Finally, the Tribunal is of the view that the Dairy Farmers and, to a lesser extent, the CFA, have a very real interest in this inquiry. They are in no sense marginal players. In addition, the Tribunal considers it significant that, in this inquiry, it is not adjudicating upon a private dispute between two litigants, but rather is conducting an economic inquiry. The Tribunal notes that the Order in Council directs the Tribunal to identify options, not to make a decision or even provide recommendations. In light of the subject matter of the inquiry, the Tribunal considers that its process is likely to benefit from the participation of the Dairy Farmers and the CFA. They will, in all likelihood, bring a perspective to the inquiry which otherwise would have been lacking. These facts provide additional support for the view that the Dairy Farmers and the CFA should be admitted as parties.

For all of the foregoing reasons, the Tribunal has decided to admit the Dairy Farmers and the CFA as parties to the inquiry in Reference No. GC-97-001. The Tribunal does not consider that an extension for filing cases, replies, the start of the hearing or the completion of the inquiry is warranted.


1. None of the other persons seeking to become parties was sent a questionnaire by the Tribunal.


[Table of Contents]

Initial publication: March 27, 1998

Case Number(s)

GC-97-001
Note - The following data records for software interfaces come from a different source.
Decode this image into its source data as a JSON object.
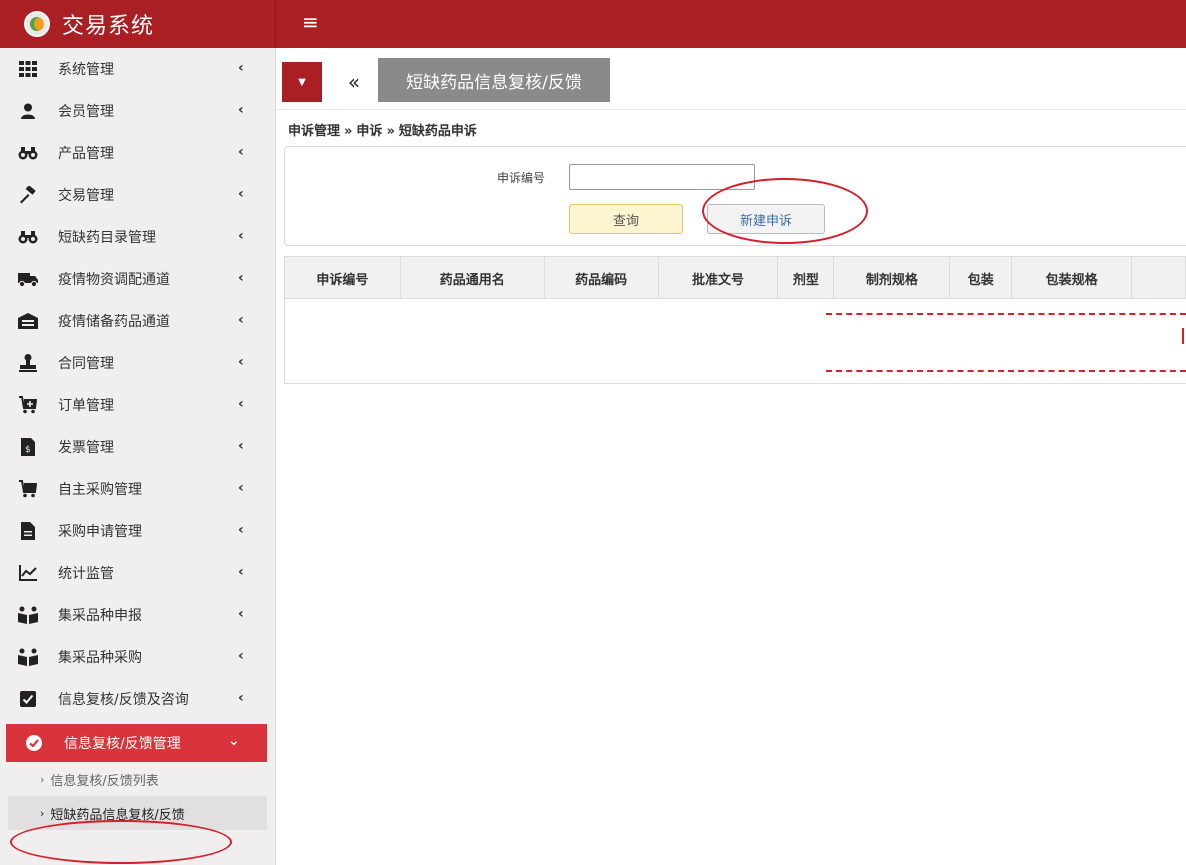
{
  "app": {
    "title": "交易系统"
  },
  "sidebar": {
    "items": [
      {
        "label": "系统管理",
        "icon": "grid-icon"
      },
      {
        "label": "会员管理",
        "icon": "user-icon"
      },
      {
        "label": "产品管理",
        "icon": "binoculars-icon"
      },
      {
        "label": "交易管理",
        "icon": "gavel-icon"
      },
      {
        "label": "短缺药目录管理",
        "icon": "binoculars-icon"
      },
      {
        "label": "疫情物资调配通道",
        "icon": "truck-icon"
      },
      {
        "label": "疫情储备药品通道",
        "icon": "warehouse-icon"
      },
      {
        "label": "合同管理",
        "icon": "stamp-icon"
      },
      {
        "label": "订单管理",
        "icon": "cart-plus-icon"
      },
      {
        "label": "发票管理",
        "icon": "invoice-icon"
      },
      {
        "label": "自主采购管理",
        "icon": "cart-icon"
      },
      {
        "label": "采购申请管理",
        "icon": "file-icon"
      },
      {
        "label": "统计监管",
        "icon": "line-chart-icon"
      },
      {
        "label": "集采品种申报",
        "icon": "people-book-icon"
      },
      {
        "label": "集采品种采购",
        "icon": "people-book-icon"
      },
      {
        "label": "信息复核/反馈及咨询",
        "icon": "check-square-icon"
      }
    ],
    "active": {
      "label": "信息复核/反馈管理",
      "icon": "check-circle-icon"
    },
    "subitems": [
      {
        "label": "信息复核/反馈列表"
      },
      {
        "label": "短缺药品信息复核/反馈"
      }
    ]
  },
  "tabs": {
    "active_label": "短缺药品信息复核/反馈"
  },
  "breadcrumb": [
    "申诉管理",
    "申诉",
    "短缺药品申诉"
  ],
  "breadcrumb_sep": "»",
  "search": {
    "label": "申诉编号",
    "value": "",
    "query_button": "查询",
    "new_button": "新建申诉"
  },
  "table": {
    "columns": [
      "申诉编号",
      "药品通用名",
      "药品编码",
      "批准文号",
      "剂型",
      "制剂规格",
      "包装",
      "包装规格",
      ""
    ]
  },
  "colors": {
    "brand": "#a91f23",
    "active": "#d9343b",
    "annotation": "#d4202a"
  }
}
Attachment(s)

Status

Publication Date

Friday, March 27, 1998

Modification Date

Tuesday, January 20, 2004